#### [WORK INSTRUCTION]
When the string "Definition" occurs in a line of the records, show that line.

Dataset excerpts:
━━━━━━━━━━━━━━━━
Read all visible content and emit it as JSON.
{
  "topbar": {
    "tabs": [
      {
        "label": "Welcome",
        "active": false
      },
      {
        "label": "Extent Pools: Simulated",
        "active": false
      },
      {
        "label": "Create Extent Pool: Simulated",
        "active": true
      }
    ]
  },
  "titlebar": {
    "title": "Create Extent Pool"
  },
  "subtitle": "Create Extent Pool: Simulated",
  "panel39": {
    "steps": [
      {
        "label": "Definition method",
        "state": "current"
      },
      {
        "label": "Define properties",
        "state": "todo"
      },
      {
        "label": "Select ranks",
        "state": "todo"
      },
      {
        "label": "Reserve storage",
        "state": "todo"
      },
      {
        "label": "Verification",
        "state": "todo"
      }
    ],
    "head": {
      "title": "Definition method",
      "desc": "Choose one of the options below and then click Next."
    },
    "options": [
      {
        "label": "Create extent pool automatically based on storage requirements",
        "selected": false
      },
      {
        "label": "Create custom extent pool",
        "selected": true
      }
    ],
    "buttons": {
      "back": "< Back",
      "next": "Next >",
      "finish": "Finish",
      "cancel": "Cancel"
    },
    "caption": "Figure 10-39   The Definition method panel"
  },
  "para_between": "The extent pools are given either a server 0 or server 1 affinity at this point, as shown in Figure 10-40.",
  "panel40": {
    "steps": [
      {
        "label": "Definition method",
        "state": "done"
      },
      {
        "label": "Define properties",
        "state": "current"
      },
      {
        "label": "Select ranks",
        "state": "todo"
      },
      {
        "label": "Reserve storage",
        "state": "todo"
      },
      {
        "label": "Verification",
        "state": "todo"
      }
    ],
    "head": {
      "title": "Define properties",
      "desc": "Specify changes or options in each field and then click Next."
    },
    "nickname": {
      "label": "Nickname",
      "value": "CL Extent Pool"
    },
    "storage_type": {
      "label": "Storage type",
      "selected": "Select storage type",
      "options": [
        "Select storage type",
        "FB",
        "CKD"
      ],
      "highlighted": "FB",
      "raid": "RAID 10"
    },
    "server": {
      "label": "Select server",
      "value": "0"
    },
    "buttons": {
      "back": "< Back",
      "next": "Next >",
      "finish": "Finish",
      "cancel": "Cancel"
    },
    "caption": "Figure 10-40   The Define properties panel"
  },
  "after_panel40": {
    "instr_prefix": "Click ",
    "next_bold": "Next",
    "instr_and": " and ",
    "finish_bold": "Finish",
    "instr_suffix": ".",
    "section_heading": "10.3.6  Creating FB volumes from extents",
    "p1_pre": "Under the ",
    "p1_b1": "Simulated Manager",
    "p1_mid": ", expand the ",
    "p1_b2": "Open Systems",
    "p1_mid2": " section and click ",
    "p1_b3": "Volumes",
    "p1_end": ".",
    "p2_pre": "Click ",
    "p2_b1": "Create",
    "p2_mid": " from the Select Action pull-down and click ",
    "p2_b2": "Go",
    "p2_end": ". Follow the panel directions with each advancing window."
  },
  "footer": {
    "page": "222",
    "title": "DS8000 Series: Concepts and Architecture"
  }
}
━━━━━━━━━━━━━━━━
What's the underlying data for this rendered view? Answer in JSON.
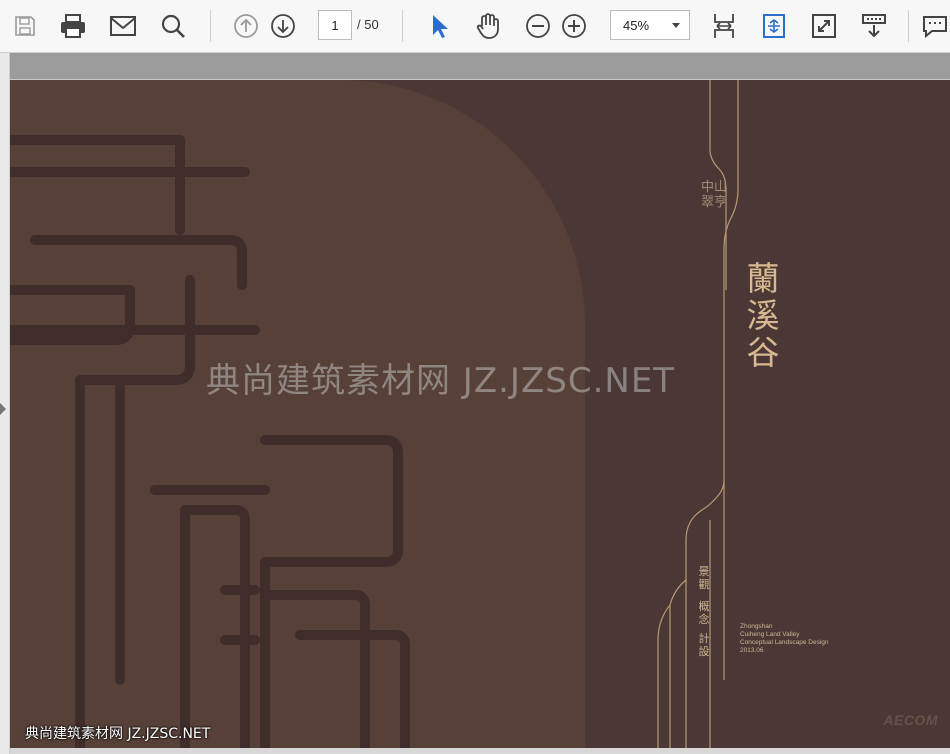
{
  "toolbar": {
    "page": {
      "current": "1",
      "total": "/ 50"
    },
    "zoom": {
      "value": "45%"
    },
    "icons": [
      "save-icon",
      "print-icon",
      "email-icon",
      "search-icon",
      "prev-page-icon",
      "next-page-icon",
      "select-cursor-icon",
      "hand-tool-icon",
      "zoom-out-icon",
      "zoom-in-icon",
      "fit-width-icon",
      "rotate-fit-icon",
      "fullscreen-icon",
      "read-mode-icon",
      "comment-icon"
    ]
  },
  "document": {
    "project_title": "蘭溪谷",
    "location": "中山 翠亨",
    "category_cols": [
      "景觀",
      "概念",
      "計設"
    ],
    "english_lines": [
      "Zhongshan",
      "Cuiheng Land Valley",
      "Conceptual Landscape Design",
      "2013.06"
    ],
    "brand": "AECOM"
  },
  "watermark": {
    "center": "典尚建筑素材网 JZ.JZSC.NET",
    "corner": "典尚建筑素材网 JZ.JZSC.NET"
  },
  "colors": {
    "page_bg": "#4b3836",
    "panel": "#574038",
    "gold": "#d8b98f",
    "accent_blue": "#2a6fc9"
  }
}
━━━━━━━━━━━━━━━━
#### [TASK RESPONSE]
        "label": "Definition method",
      "title": "Definition method",
    "caption": "Figure 10-39   The Definition method panel"
        "label": "Definition method",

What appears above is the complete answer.